Publisher Lord Weidenfeld dies in London at the age of 96
The publisher Lord Weidenfeld has died in London at the age of 96.
He founded publishing company Weidenfeld & Nicolson with Nigel Nicolson in 1949, after working for the BBC, and remained its chairman.
Their early successes included Vladimir Nabokov's Lolita, Isaiah Berlin's The Hedgehog and the Fox and James Watson's The Double Helix.
Lord Weidenfeld emigrated to London after fleeing the Nazis in Austria and later became a British citizen.
Having arrived in Britain with only a rudimentary knowledge of English, George Weidenfeld became one of the country's leading social and intellectual figures.
He joined the BBC World Service as a wartime political commentator, working there from 1939 - 1946.
Weidenfeld & Nicolson became part of Orion Publishing Group in 1992, which became part of Hachette UK.
Up until his death, he remained actively involved in his company and often visited its offices, and was said by the company to have taken "great delight in the celebrations when Weidenfeld & Nicolson was announced as imprint of the year at the Bookseller Awards in 2015".
Tim Hely Hutchinson, chief executive of Hachette UK said: "I first met George Weidenfeld in the 1980s and came to know him well and admire him enormously since that time.
"He was a brilliant publisher, a driving force in the careers of the many distinguished authors he published, taking a delight in ideas, and applying his boundless energy to the issues of the day.
"We will miss his wise counsel, his generosity, his brilliant publishing instinct and his great insight but there is consolation in the fact that he lived a long, wonderful and constructive life."
Weidenfeld & Nicolson publisher Alan Samson said: "I shall miss George more than I can say. Not only his publishing genius, but his kindness, his boundless curiosity and passion for books.
"He was an inspiration to so many of us. I first met George when I was a 21-year-old trainee at Weidenfeld & Nicolson's offices in Clapham and he continued to be the most wonderful mentor to the end."
Culture minister Ed Vaizey wrote on Twitter: "Very sad to hear about the death of George Weidenfeld, an absolutely extraordinary and remarkable man who did so much good in the world."
Weidenfeld & Nicolson published the memoirs of a host of world leaders, including Charles de Gaulle and Lyndon Johnson, and Pope John Paul II.
'Unique and powerful'
Lord Weidenfeld recently set up a scheme, Operation Safe Havens, to help Syrian Christians fleeing violence in the Middle East.
He told BBC Hard Talk last October that he had done so partly to repay a debt of gratitude to the British family who took him in as a teenager.

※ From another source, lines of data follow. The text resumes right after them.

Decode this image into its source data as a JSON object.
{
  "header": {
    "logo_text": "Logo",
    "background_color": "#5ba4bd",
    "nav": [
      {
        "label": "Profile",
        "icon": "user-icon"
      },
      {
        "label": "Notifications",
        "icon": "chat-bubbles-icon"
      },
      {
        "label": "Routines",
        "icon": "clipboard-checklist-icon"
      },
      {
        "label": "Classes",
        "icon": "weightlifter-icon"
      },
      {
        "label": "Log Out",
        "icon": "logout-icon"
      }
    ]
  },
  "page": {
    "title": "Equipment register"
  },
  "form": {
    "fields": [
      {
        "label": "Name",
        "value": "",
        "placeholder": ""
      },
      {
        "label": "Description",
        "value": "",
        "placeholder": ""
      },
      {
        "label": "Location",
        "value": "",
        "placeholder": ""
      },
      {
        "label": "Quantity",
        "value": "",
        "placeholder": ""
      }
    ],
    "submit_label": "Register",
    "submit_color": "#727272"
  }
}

"I feel very grateful to Christians who saved my life when I had to leave Nazi Austria as a 19-year-old, and a family of evangelical Christians took me in as a son," he said.
He said he felt "inadequate help" was being given to those fleeing so-called Islamic State and had said to himself: "I must do something about it".
Chief Rabbi Pinchas Goldschmidt, President of the Conference of European Rabbis, said: 'Lord Weidenfeld was a man who epitomised community service and leadership whilst his perception of the new challenges facing Europe was both unique and powerful.
"One of Lord Weidenfeld's last acts, rescuing Christian families from Syria and Iraq and resettling them elsewhere exemplifies the legacy of a man we should all endeavour to replicate."